Just as pop-culture fans were scraping themselves back together after the one-two-three punch of David Bowie, Alan Rickman, and Abe Vigoda all passing in relatively quick succession, another talent has been taken from this mortal plane. Joe Alaskey may not have the name recognition of the three aforementioned men, but I’d wager that his performances have delighted just as many, though the vast majority of viewers would never know it. Alaskey made a living contorting his voice into kooky tones as a regular vocal actor for animated programs, spreading laughter and joy to young TV enthusiasts without ever truly reaping the fame that should’ve come with it. Alaskey died yesterday in his Los Angeles home following a protracted struggle with cancer. He was 63 years old.
Mel Blanc originated the voices of Bugs Bunny, Daffy Duck, and plenty of other members of Warner Bros. anarchic Looney Tunes gang, but after his death in 1989, Alaskey took over many of the iconic characters, seamlessly matching his tone to Blanc’s original. Ever the skilled fill-in, he also took over for David Doyle as the voice of Grandpa Lou Pickles on Rugrats after Doyle’s 1997 death, keeping the character alive when its actor could not. On one occasion, Alaskey’s gift for vocal mimicry would bring him in front of an actual camera — the chameleonic actor captured the throaty growl of Richard Nixon during a brief appearance in Forrest Gump.

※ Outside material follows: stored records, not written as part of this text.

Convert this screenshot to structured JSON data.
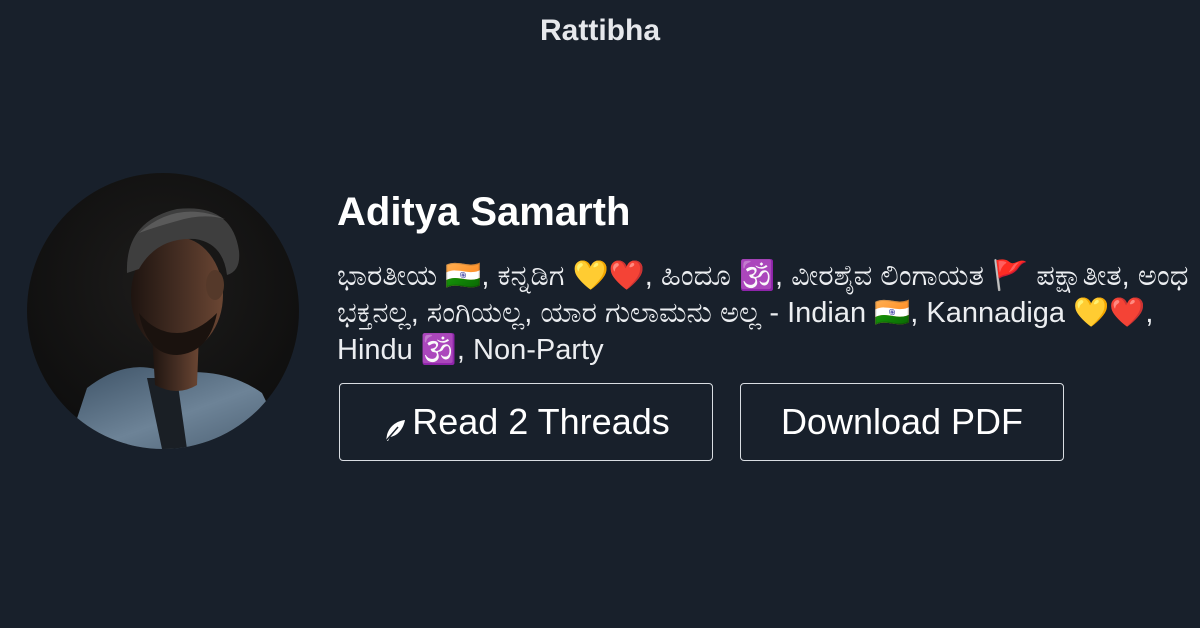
{
  "brand": {
    "title": "Rattibha"
  },
  "profile": {
    "name": "Aditya Samarth",
    "bio": "ಭಾರತೀಯ 🇮🇳, ಕನ್ನಡಿಗ 💛❤️, ಹಿಂದೂ 🕉️, ವೀರಶೈವ ಲಿಂಗಾಯತ 🚩 ಪಕ್ಷಾತೀತ, ಅಂಧ ಭಕ್ತನಲ್ಲ, ಸಂಗಿಯಲ್ಲ, ಯಾರ ಗುಲಾಮನು ಅಲ್ಲ - Indian 🇮🇳, Kannadiga 💛❤️, Hindu 🕉️, Non-Party",
    "avatar_icon": "user-photo"
  },
  "actions": {
    "read_threads_label": "Read 2 Threads",
    "read_threads_icon": "feather-icon",
    "download_pdf_label": "Download PDF"
  },
  "colors": {
    "background": "#18202b",
    "text": "#ffffff",
    "button_border": "#d9dde2"
  }
}
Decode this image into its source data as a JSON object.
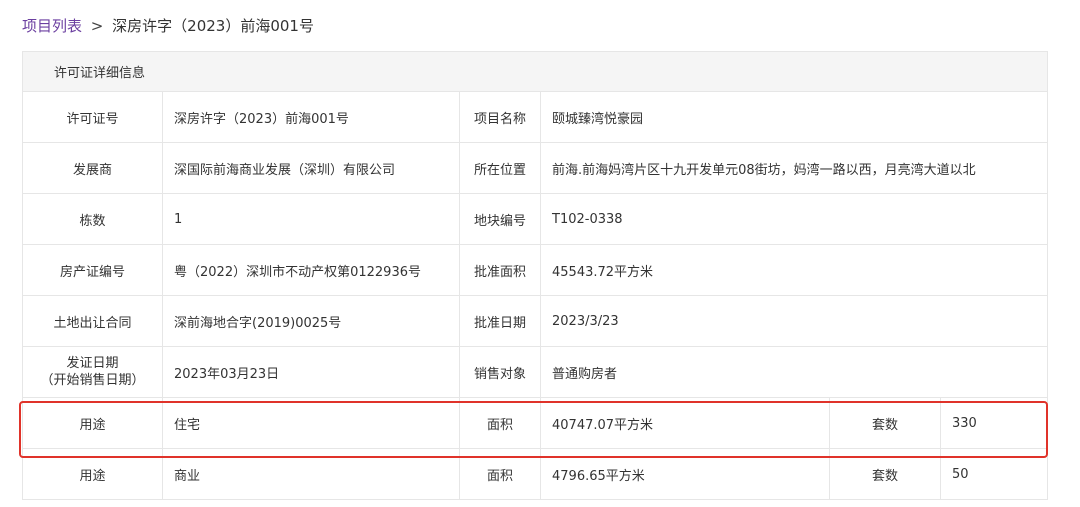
{
  "breadcrumb": {
    "link": "项目列表",
    "separator": ">",
    "current": "深房许字（2023）前海001号"
  },
  "table": {
    "header": "许可证详细信息",
    "rows": [
      {
        "l1": "许可证号",
        "v1": "深房许字（2023）前海001号",
        "l2": "项目名称",
        "v2": "颐城臻湾悦豪园"
      },
      {
        "l1": "发展商",
        "v1": "深国际前海商业发展（深圳）有限公司",
        "l2": "所在位置",
        "v2": "前海.前海妈湾片区十九开发单元08街坊，妈湾一路以西，月亮湾大道以北"
      },
      {
        "l1": "栋数",
        "v1": "1",
        "l2": "地块编号",
        "v2": "T102-0338"
      },
      {
        "l1": "房产证编号",
        "v1": "粤（2022）深圳市不动产权第0122936号",
        "l2": "批准面积",
        "v2": "45543.72平方米"
      },
      {
        "l1": "土地出让合同",
        "v1": "深前海地合字(2019)0025号",
        "l2": "批准日期",
        "v2": "2023/3/23"
      },
      {
        "l1_line1": "发证日期",
        "l1_line2": "（开始销售日期）",
        "v1": "2023年03月23日",
        "l2": "销售对象",
        "v2": "普通购房者"
      },
      {
        "l1": "用途",
        "v1": "住宅",
        "l2": "面积",
        "v2": "40747.07平方米",
        "l3": "套数",
        "v3": "330"
      },
      {
        "l1": "用途",
        "v1": "商业",
        "l2": "面积",
        "v2": "4796.65平方米",
        "l3": "套数",
        "v3": "50"
      }
    ]
  },
  "colors": {
    "link": "#6b3fa0",
    "highlight_border": "#e0332a",
    "header_bg": "#f5f5f5",
    "grid": "#e6e6e6"
  }
}
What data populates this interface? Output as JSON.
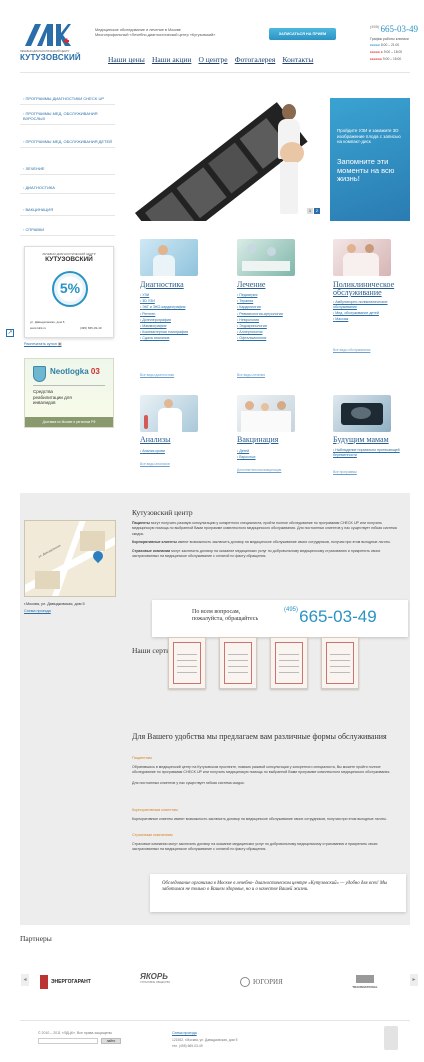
{
  "header": {
    "logo_letters": "ЛДК",
    "logo_small": "ЛЕЧЕБНО-ДИАГНОСТИЧЕСКИЙ ЦЕНТР",
    "logo_name": "КУТУЗОВСКИЙ",
    "tagline1": "Медицинское обследование и лечение в Москве",
    "tagline2": "Многопрофильный «Лечебно-диагностический центр «Кутузовский»",
    "signup_button": "ЗАПИСАТЬСЯ НА ПРИЕМ",
    "phone_code": "(495)",
    "phone": "665-03-49",
    "hours_title": "График работы клиники",
    "hours": [
      {
        "days": "●●●●● ",
        "time": "8:00 – 21:00"
      },
      {
        "days": "●●●●● ● ",
        "time": "9:00 – 18:00"
      },
      {
        "days": "●●●●●● ",
        "time": "9:00 – 15:00"
      }
    ],
    "nav": [
      "Наши цены",
      "Наши акции",
      "О центре",
      "Фотогалерея",
      "Контакты"
    ]
  },
  "sidebar": {
    "items": [
      "ПРОГРАММЫ ДИАГНОСТИКИ CHECK UP",
      "ПРОГРАММЫ МЕД. ОБСЛУЖИВАНИЯ ВЗРОСЛЫХ",
      "ПРОГРАММЫ МЕД. ОБСЛУЖИВАНИЯ ДЕТЕЙ",
      "ЛЕЧЕНИЕ",
      "ДИАГНОСТИКА",
      "ВАКЦИНАЦИЯ",
      "СПРАВКИ"
    ],
    "card_small": "ЛЕЧЕБНО-ДИАГНОСТИЧЕСКИЙ ЦЕНТР",
    "card_name": "КУТУЗОВСКИЙ",
    "card_percent": "5%",
    "card_address": "ул. Давыдковская, дом 5",
    "card_site": "www.ldck.ru",
    "card_phone": "(495) 665-03-49",
    "print_coupon": "Распечатать купон",
    "ad_brand": "Neotlogka",
    "ad_number": "03",
    "ad_line1": "Средства",
    "ad_line2": "реабилитации для",
    "ad_line3": "инвалидов",
    "ad_footer": "Доставка по Москве и регионам РФ"
  },
  "banner": {
    "text1": "Пройдите УЗИ и закажите 3D изображение плода с записью на компакт-диск",
    "text2": "Запомните эти моменты на всю жизнь!",
    "pages": [
      "1",
      "2"
    ]
  },
  "services": [
    {
      "title": "Диагностика",
      "items": [
        "УЗИ",
        "3D УЗИ",
        "ЭКГ и ЭКО-кардиография",
        "Рентген",
        "Допплерография",
        "Маммография",
        "Компьютерная томография",
        "Сдача анализов"
      ],
      "all": "Все виды диагностики"
    },
    {
      "title": "Лечение",
      "items": [
        "Педиатрия",
        "Терапия",
        "Кардиология",
        "Ревматология-артрология",
        "Неврология",
        "Эндокринология",
        "Аллергология",
        "Офтальмология"
      ],
      "all": "Все виды лечения"
    },
    {
      "title": "Поликлиническое обслуживание",
      "items": [
        "Амбулаторно-поликлиническое обслуживание",
        "Мед. обслуживание детей",
        "Массаж"
      ],
      "all": "Все виды обслуживания"
    },
    {
      "title": "Анализы",
      "items": [
        "Анализ крови"
      ],
      "all": "Все виды анализов"
    },
    {
      "title": "Вакцинация",
      "items": [
        "Детей",
        "Взрослых"
      ],
      "all": "Дополнительная вакцинация"
    },
    {
      "title": "Будущим мамам",
      "items": [
        "Наблюдение нормально протекающей беременности"
      ],
      "all": "Все программы"
    }
  ],
  "center": {
    "heading": "Кутузовский центр",
    "p1_bold": "Пациенты",
    "p1": " могут получить разовую консультацию у конкретного специалиста, пройти полное обследование по программам CHECK UP или получить медицинскую помощь по выбранной Вами программе комплексного медицинского обслуживания. Для постоянных клиентов у нас существует гибкая система скидок.",
    "p2_bold": "Корпоративные клиенты",
    "p2": " имеют возможность заключить договор на медицинское обслуживание своих сотрудников, получая при этом выгодные льготы.",
    "p3_bold": "Страховые компании",
    "p3": " могут заключить договор на оказание медицинских услуг по добровольному медицинскому страхованию и прикрепить своих застрахованных на медицинское обслуживание с оплатой по факту обращения.",
    "map_label": "ул. Давыдковская",
    "address": "г.Москва, ул. Давыдковская, дом 5",
    "scheme_link": "Схема проезда",
    "questions1": "По всем вопросам,",
    "questions2": "пожалуйста, обращайтесь",
    "q_phone_code": "(495)",
    "q_phone": "665-03-49",
    "certificates_heading": "Наши сертификаты",
    "forms_heading": "Для Вашего удобства мы предлагаем вам различные формы обслуживания",
    "f1_title": "Пациентам",
    "f1_text": "Обратившись в медицинский центр на Кутузовском проспекте, помимо разовой консультации у конкретного специалиста, Вы можете пройти полное обследование по программам CHECK UP или получить медицинскую помощь по выбранной Вами программе комплексного медицинского обслуживания.",
    "f1_text2": "Для постоянных клиентов у нас существует гибкая система скидок.",
    "f2_title": "Корпоративным клиентам",
    "f2_text": "Корпоративные клиенты имеют возможность заключить договор на медицинское обслуживание своих сотрудников, получая при этом выгодные льготы.",
    "f3_title": "Страховым компаниям",
    "f3_text": "Страховые компании могут заключить договор на оказание медицинских услуг по добровольному медицинскому страхованию и прикрепить своих застрахованных на медицинское обслуживание с оплатой по факту обращения.",
    "quote": "Обследование организма в Москве в лечебно- диагностическом центре «Кутузовский» — удобно для всех! Мы заботимся не только о Вашем здоровье, но и о качестве Вашей жизни."
  },
  "partners": {
    "heading": "Партнеры",
    "list": [
      "ЭНЕРГОГАРАНТ",
      "ЯКОРЬ",
      "ЮГОРИЯ",
      "TRANSNATIONAL"
    ],
    "yakor_sub": "СТРАХОВОЕ ОБЩЕСТВО"
  },
  "footer": {
    "copyright": "© 2010 – 2011 «ЛДЦК». Все права защищены",
    "search_button": "найти",
    "scheme": "Схема проезда",
    "address": "121552, г.Москва, ул. Давыдковская, дом 5",
    "phone": "тел. (495) 665-03-49"
  },
  "colors": {
    "accent": "#2f9fd0",
    "link": "#2a6fa8",
    "brand_red": "#d22c2c",
    "banner_blue": "#2b8fc4"
  }
}
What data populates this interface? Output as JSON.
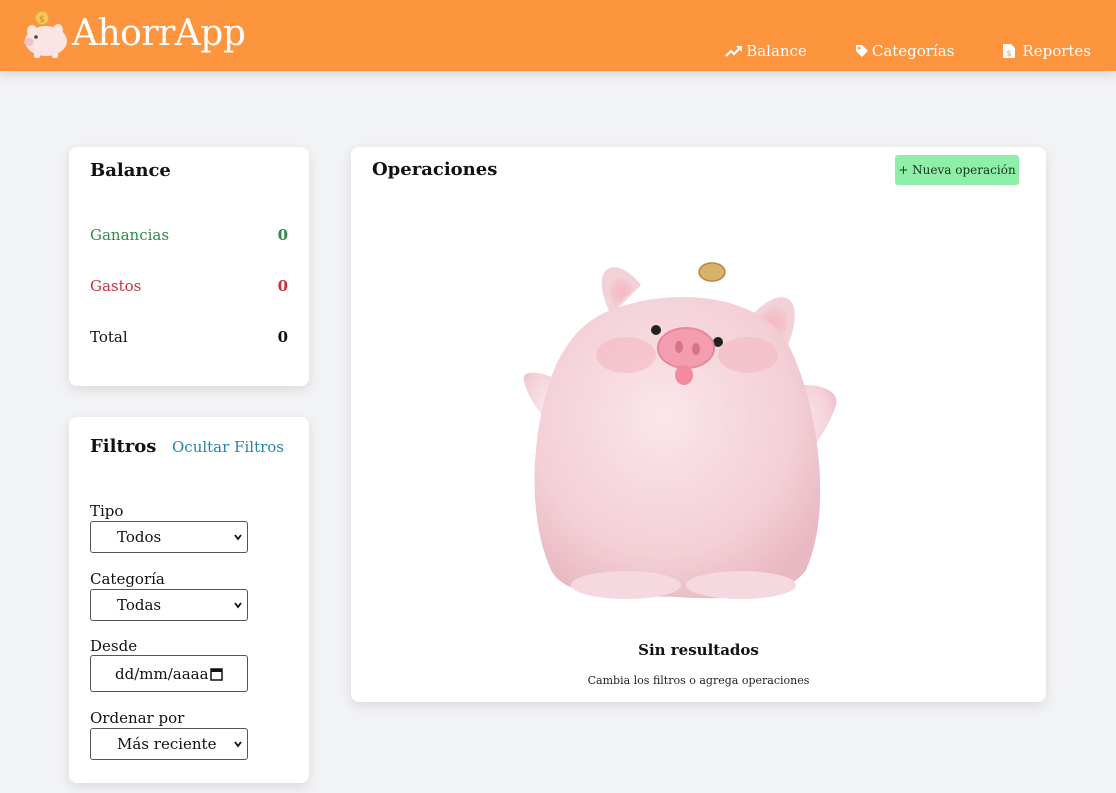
{
  "app": {
    "name": "AhorrApp"
  },
  "nav": {
    "items": [
      {
        "label": "Balance",
        "icon": "trend-up-icon"
      },
      {
        "label": "Categorías",
        "icon": "tag-icon"
      },
      {
        "label": "Reportes",
        "icon": "report-icon"
      }
    ]
  },
  "balance": {
    "title": "Balance",
    "rows": [
      {
        "label": "Ganancias",
        "value": "0",
        "color": "#2e8b46"
      },
      {
        "label": "Gastos",
        "value": "0",
        "color": "#c8323c"
      },
      {
        "label": "Total",
        "value": "0",
        "color": "#111111"
      }
    ]
  },
  "filters": {
    "title": "Filtros",
    "toggle_label": "Ocultar Filtros",
    "fields": [
      {
        "label": "Tipo",
        "value": "Todos"
      },
      {
        "label": "Categoría",
        "value": "Todas"
      },
      {
        "label": "Desde",
        "value": "dd/mm/aaaa"
      },
      {
        "label": "Ordenar por",
        "value": "Más reciente"
      }
    ]
  },
  "operations": {
    "title": "Operaciones",
    "new_button": "+ Nueva operación",
    "empty_title": "Sin resultados",
    "empty_subtitle": "Cambia los filtros o agrega operaciones"
  },
  "colors": {
    "header": "#fd943e",
    "accent_button": "#8ef0a8",
    "link": "#2386a8"
  }
}
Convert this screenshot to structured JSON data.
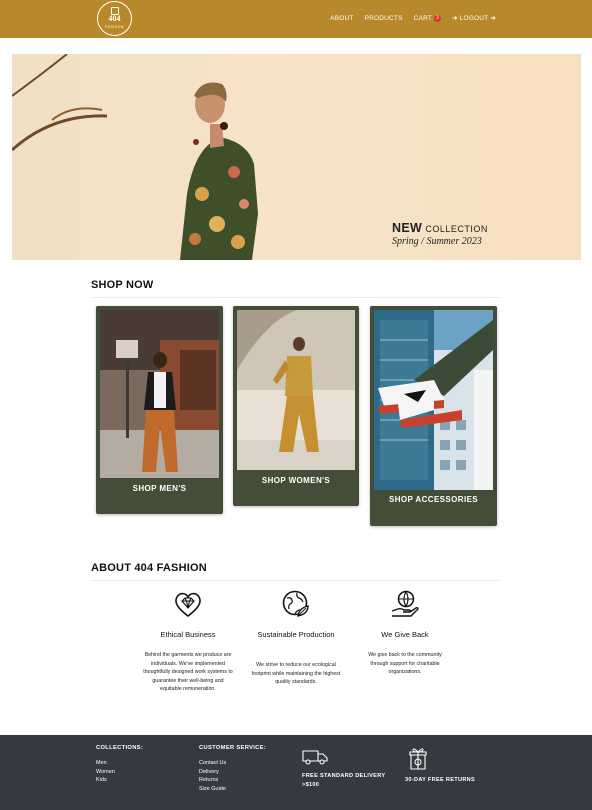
{
  "nav": {
    "logo_main": "404",
    "logo_sub": "FASHION",
    "about": "ABOUT",
    "products": "PRODUCTS",
    "cart": "CART",
    "cart_count": "3",
    "logout_arrow": "➜",
    "logout": "LOGOUT",
    "logout_trailing": "➜"
  },
  "hero": {
    "new": "NEW",
    "collection": "COLLECTION",
    "season": "Spring / Summer 2023"
  },
  "shop": {
    "title": "SHOP NOW",
    "cards": [
      {
        "label": "SHOP MEN'S"
      },
      {
        "label": "SHOP WOMEN'S"
      },
      {
        "label": "SHOP ACCESSORIES"
      }
    ]
  },
  "about": {
    "title": "ABOUT 404 FASHION",
    "features": [
      {
        "icon": "diamond-heart-icon",
        "title": "Ethical Business",
        "text": "Behind the garments we produce are individuals. We've implemented thoughtfully designed work systems to guarantee their well-being and equitable remuneration."
      },
      {
        "icon": "globe-leaf-icon",
        "title": "Sustainable Production",
        "text": "We strive to reduce our ecological footprint while maintaining the highest quality standards."
      },
      {
        "icon": "hand-globe-icon",
        "title": "We Give Back",
        "text": "We give back to the community through support for charitable organizations."
      }
    ]
  },
  "footer": {
    "collections_title": "COLLECTIONS:",
    "collections": [
      "Men",
      "Women",
      "Kids"
    ],
    "service_title": "CUSTOMER SERVICE:",
    "service": [
      "Contact Us",
      "Delivery",
      "Returns",
      "Size Guide"
    ],
    "delivery_line1": "FREE STANDARD DELIVERY",
    "delivery_line2": ">$100",
    "returns": "30-DAY FREE RETURNS"
  },
  "colors": {
    "nav_bg": "#b8892a",
    "card_bg": "#434d38",
    "footer_bg": "#363940",
    "badge": "#d8342c"
  }
}
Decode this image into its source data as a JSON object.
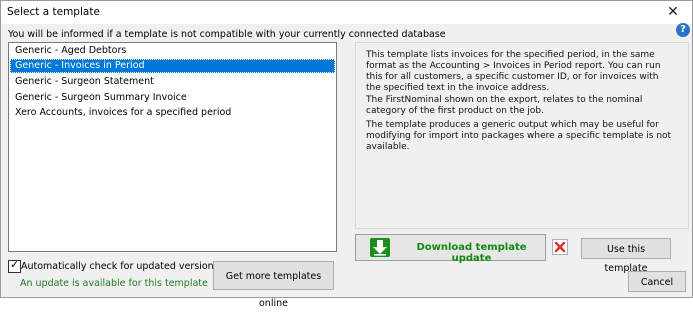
{
  "window": {
    "title": "Select a template",
    "close_glyph": "✕"
  },
  "info_text": "You will be informed if a template is not compatible with your currently connected database",
  "help_icon": {
    "glyph": "?",
    "name": "help-icon"
  },
  "templates": [
    {
      "label": "Generic - Aged Debtors",
      "selected": false
    },
    {
      "label": "Generic - Invoices in Period",
      "selected": true
    },
    {
      "label": "Generic - Surgeon Statement",
      "selected": false
    },
    {
      "label": "Generic - Surgeon Summary Invoice",
      "selected": false
    },
    {
      "label": "Xero Accounts, invoices for a specified period",
      "selected": false
    }
  ],
  "description": [
    "This template lists invoices for the specified period, in the same format as the Accounting > Invoices in Period report. You can run this for all customers, a specific customer ID, or for invoices with the specified text in the invoice address.",
    "The FirstNominal shown on the export, relates to the nominal category of the first product on the job.",
    "The template produces a generic output which may be useful for modifying for import into packages where a specific template is not available."
  ],
  "auto_check": {
    "label": "Automatically check for updated versions online",
    "checked": true
  },
  "update_message": "An update is available for this template",
  "buttons": {
    "more_templates": "Get more templates online",
    "download_update": "Download template update",
    "use_template": "Use this template",
    "cancel": "Cancel"
  },
  "colors": {
    "accent": "#0078d7",
    "download_green": "#118811",
    "update_text": "#1e7d1e",
    "delete_red": "#d9302c"
  },
  "icons": {
    "download": "download-arrow-icon",
    "delete": "delete-x-icon"
  }
}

The lot of a voice actor, even one as successful as Alaskey, is a strange one. You’re both famous and not, everywhere and nowhere, known but as someone else. It’s a job of quiet dignity that someone’s got to do, and few people did it better than Alaskey. He leaves behind a legacy even more meaningful than his deep body of work — generations of kids trying to figure out how to sputter “You’re despicable!” with just the right lisp.